The performance will take place at Christ Church, Skipton (Cross Street, BD23 2AH), at 7.30pm on 25 April, directed by Ben Crick, founder and artistic director of the Camerata. Bryan White will give a pre-concert talk about Hayes and his music at the church at 6.15. Tickets, £10-£17 are available online (http://skiptoncamerata.com) and on the door.
For Ticket Booking: skiptoncamerata.com/concerts/2015/04/27/the-judgement-of-hermes
Spectrum Chamber Choir and Sinfonia
Bethany Seymour soprano
Ben Horden conductor
Dixit Dominus Handel
Spectrum Chamber Choir and Sinfonia join forces to perform two greats of the Baroque repertoire. In a return visit to Ripon Cathedral, following their successful performance of Handel’s Messiah in November, the choir presents Vivaldi’s popular Gloria and Handel’s celebrated Dixit dominus. Also on the programme is Handel’s recently discovered Gloria for solo soprano, and as a founding member of Spectrum I am delighted to perform alongside them once again.
Tickets: Standard £14 | Concessions £10 | Students and U18s £5

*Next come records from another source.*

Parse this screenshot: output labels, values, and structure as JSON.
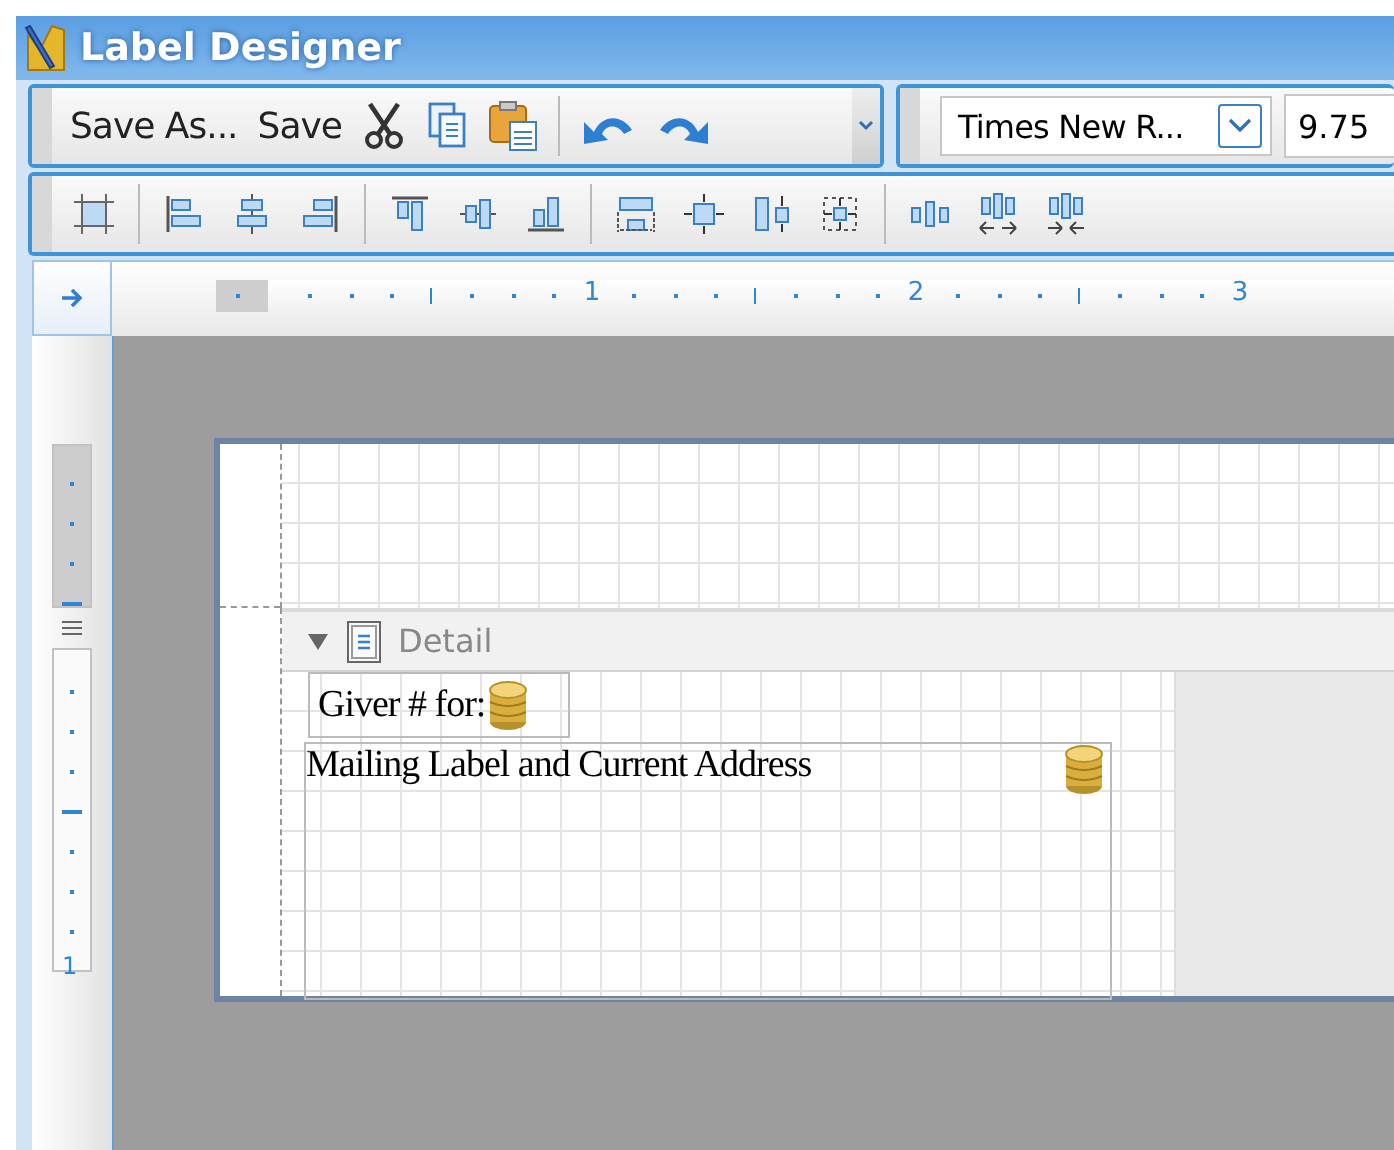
{
  "window": {
    "title": "Label Designer"
  },
  "toolbar": {
    "buttons": [
      {
        "label": "Save As..."
      },
      {
        "label": "Save"
      }
    ],
    "font": {
      "value": "Times New R..."
    },
    "font_size": {
      "value": "9.75"
    }
  },
  "ruler": {
    "labels": [
      "1",
      "2",
      "3"
    ]
  },
  "vertical_ruler": {
    "labels": [
      "1"
    ]
  },
  "band": {
    "title": "Detail",
    "expanded": true
  },
  "fields": [
    {
      "text": "Giver # for:"
    },
    {
      "text": "Mailing Label and Current Address"
    }
  ]
}
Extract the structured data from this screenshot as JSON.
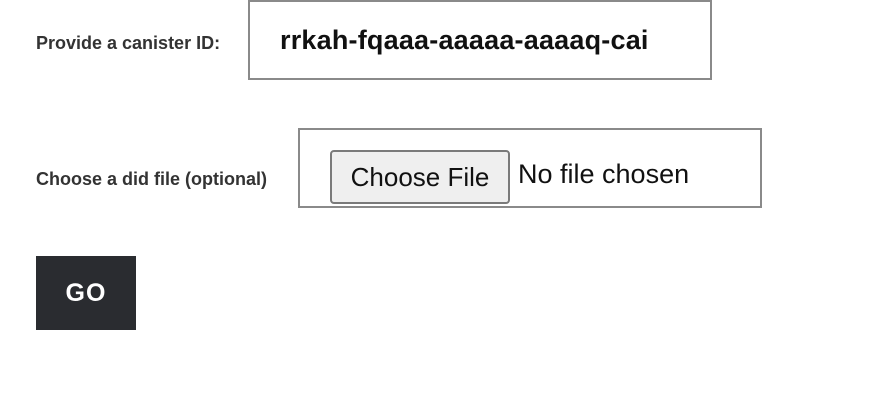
{
  "form": {
    "canister_label": "Provide a canister ID:",
    "canister_value": "rrkah-fqaaa-aaaaa-aaaaq-cai",
    "did_label": "Choose a did file (optional)",
    "choose_file_label": "Choose File",
    "file_status": "No file chosen",
    "go_label": "GO"
  },
  "colors": {
    "go_button_bg": "#2a2c30",
    "box_border": "#8a8a8a",
    "file_button_bg": "#efefef"
  }
}
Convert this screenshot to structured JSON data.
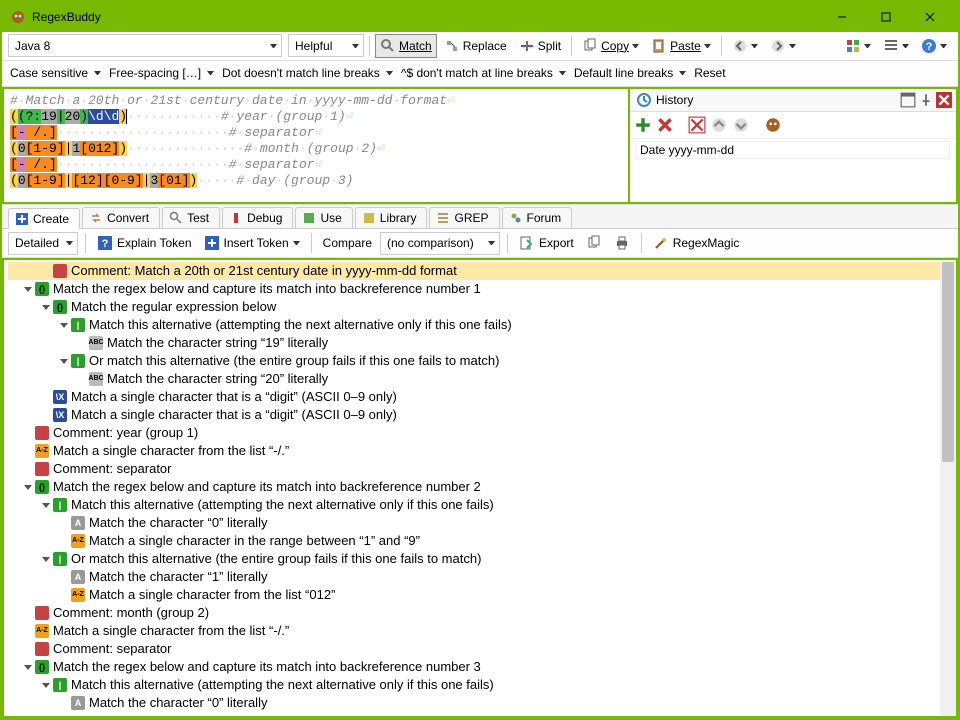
{
  "title": "RegexBuddy",
  "toolbar1": {
    "flavor": "Java 8",
    "mode": "Helpful",
    "match": "Match",
    "replace": "Replace",
    "split": "Split",
    "copy": "Copy",
    "paste": "Paste"
  },
  "toolbar2": {
    "case": "Case sensitive",
    "freespacing": "Free-spacing […]",
    "dot": "Dot doesn't match line breaks",
    "anchors": "^$ don't match at line breaks",
    "linebreaks": "Default line breaks",
    "reset": "Reset"
  },
  "regex_title_comment": "# Match a 20th or 21st century date in yyyy-mm-dd format",
  "regex_lines": [
    "((?:19|20)\\d\\d)",
    "[- /.]",
    "(0[1-9]|1[012])",
    "[- /.]",
    "(0[1-9]|[12][0-9]|3[01])"
  ],
  "regex_comments": [
    "# year (group 1)",
    "# separator",
    "# month (group 2)",
    "# separator",
    "# day (group 3)"
  ],
  "history": {
    "title": "History",
    "item": "Date yyyy-mm-dd"
  },
  "tabs": {
    "create": "Create",
    "convert": "Convert",
    "test": "Test",
    "debug": "Debug",
    "use": "Use",
    "library": "Library",
    "grep": "GREP",
    "forum": "Forum"
  },
  "toolbar3": {
    "detailed": "Detailed",
    "explain": "Explain Token",
    "insert": "Insert Token",
    "compare": "Compare",
    "nocmp": "(no comparison)",
    "export": "Export",
    "regexmagic": "RegexMagic"
  },
  "tree": [
    {
      "d": 1,
      "t": "sel",
      "b": "comment",
      "txt": "Comment: Match a 20th or 21st century date in yyyy-mm-dd format"
    },
    {
      "d": 0,
      "t": "exp",
      "b": "group",
      "txt": "Match the regex below and capture its match into backreference number 1"
    },
    {
      "d": 1,
      "t": "exp",
      "b": "group",
      "txt": "Match the regular expression below"
    },
    {
      "d": 2,
      "t": "exp",
      "b": "alt",
      "txt": "Match this alternative (attempting the next alternative only if this one fails)"
    },
    {
      "d": 3,
      "t": "",
      "b": "abc",
      "txt": "Match the character string “19” literally"
    },
    {
      "d": 2,
      "t": "exp",
      "b": "alt",
      "txt": "Or match this alternative (the entire group fails if this one fails to match)"
    },
    {
      "d": 3,
      "t": "",
      "b": "abc",
      "txt": "Match the character string “20” literally"
    },
    {
      "d": 1,
      "t": "",
      "b": "digit",
      "txt": "Match a single character that is a “digit” (ASCII 0–9 only)"
    },
    {
      "d": 1,
      "t": "",
      "b": "digit",
      "txt": "Match a single character that is a “digit” (ASCII 0–9 only)"
    },
    {
      "d": 0,
      "t": "",
      "b": "comment",
      "txt": "Comment: year (group 1)"
    },
    {
      "d": 0,
      "t": "",
      "b": "az",
      "txt": "Match a single character from the list “-/.”"
    },
    {
      "d": 0,
      "t": "",
      "b": "comment",
      "txt": "Comment: separator"
    },
    {
      "d": 0,
      "t": "exp",
      "b": "group",
      "txt": "Match the regex below and capture its match into backreference number 2"
    },
    {
      "d": 1,
      "t": "exp",
      "b": "alt",
      "txt": "Match this alternative (attempting the next alternative only if this one fails)"
    },
    {
      "d": 2,
      "t": "",
      "b": "char",
      "txt": "Match the character “0” literally"
    },
    {
      "d": 2,
      "t": "",
      "b": "az",
      "txt": "Match a single character in the range between “1” and “9”"
    },
    {
      "d": 1,
      "t": "exp",
      "b": "alt",
      "txt": "Or match this alternative (the entire group fails if this one fails to match)"
    },
    {
      "d": 2,
      "t": "",
      "b": "char",
      "txt": "Match the character “1” literally"
    },
    {
      "d": 2,
      "t": "",
      "b": "az",
      "txt": "Match a single character from the list “012”"
    },
    {
      "d": 0,
      "t": "",
      "b": "comment",
      "txt": "Comment: month (group 2)"
    },
    {
      "d": 0,
      "t": "",
      "b": "az",
      "txt": "Match a single character from the list “-/.”"
    },
    {
      "d": 0,
      "t": "",
      "b": "comment",
      "txt": "Comment: separator"
    },
    {
      "d": 0,
      "t": "exp",
      "b": "group",
      "txt": "Match the regex below and capture its match into backreference number 3"
    },
    {
      "d": 1,
      "t": "exp",
      "b": "alt",
      "txt": "Match this alternative (attempting the next alternative only if this one fails)"
    },
    {
      "d": 2,
      "t": "",
      "b": "char",
      "txt": "Match the character “0” literally"
    }
  ]
}
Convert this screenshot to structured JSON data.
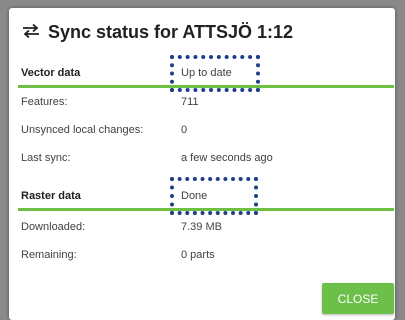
{
  "dialog": {
    "title": "Sync status for ATTSJÖ 1:12",
    "title_icon": "sync-arrows-icon",
    "close_label": "CLOSE"
  },
  "vector": {
    "heading": "Vector data",
    "status": "Up to date",
    "rows": [
      {
        "label": "Features:",
        "value": "711"
      },
      {
        "label": "Unsynced local changes:",
        "value": "0"
      },
      {
        "label": "Last sync:",
        "value": "a few seconds ago"
      }
    ]
  },
  "raster": {
    "heading": "Raster data",
    "status": "Done",
    "rows": [
      {
        "label": "Downloaded:",
        "value": "7.39 MB"
      },
      {
        "label": "Remaining:",
        "value": "0 parts"
      }
    ]
  },
  "colors": {
    "accent_green": "#6fbf44",
    "highlight_blue": "#1d3f8e"
  }
}
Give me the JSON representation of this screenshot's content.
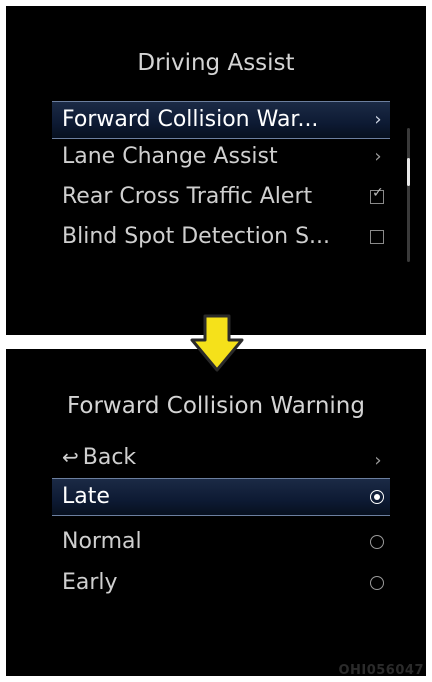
{
  "top_panel": {
    "title": "Driving Assist",
    "items": [
      {
        "label": "Forward Collision War...",
        "control": "chevron",
        "selected": true
      },
      {
        "label": "Lane Change Assist",
        "control": "chevron",
        "selected": false
      },
      {
        "label": "Rear Cross Traffic Alert",
        "control": "checkbox",
        "checked": true
      },
      {
        "label": "Blind Spot Detection S...",
        "control": "checkbox",
        "checked": false
      }
    ]
  },
  "bottom_panel": {
    "title": "Forward Collision Warning",
    "back_label": "Back",
    "options": [
      {
        "label": "Late",
        "selected": true
      },
      {
        "label": "Normal",
        "selected": false
      },
      {
        "label": "Early",
        "selected": false
      }
    ]
  },
  "icons": {
    "chevron": "›",
    "checkmark": "☑",
    "back": "↩",
    "transition_arrow": "down-arrow-icon"
  },
  "colors": {
    "background": "#000000",
    "highlight": "#0d1a33",
    "arrow_fill": "#f5e11a"
  },
  "watermark": "OHI056047"
}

available from 01904 658338 or www.ncem.co.uk
or from the Cathedral Gift Shop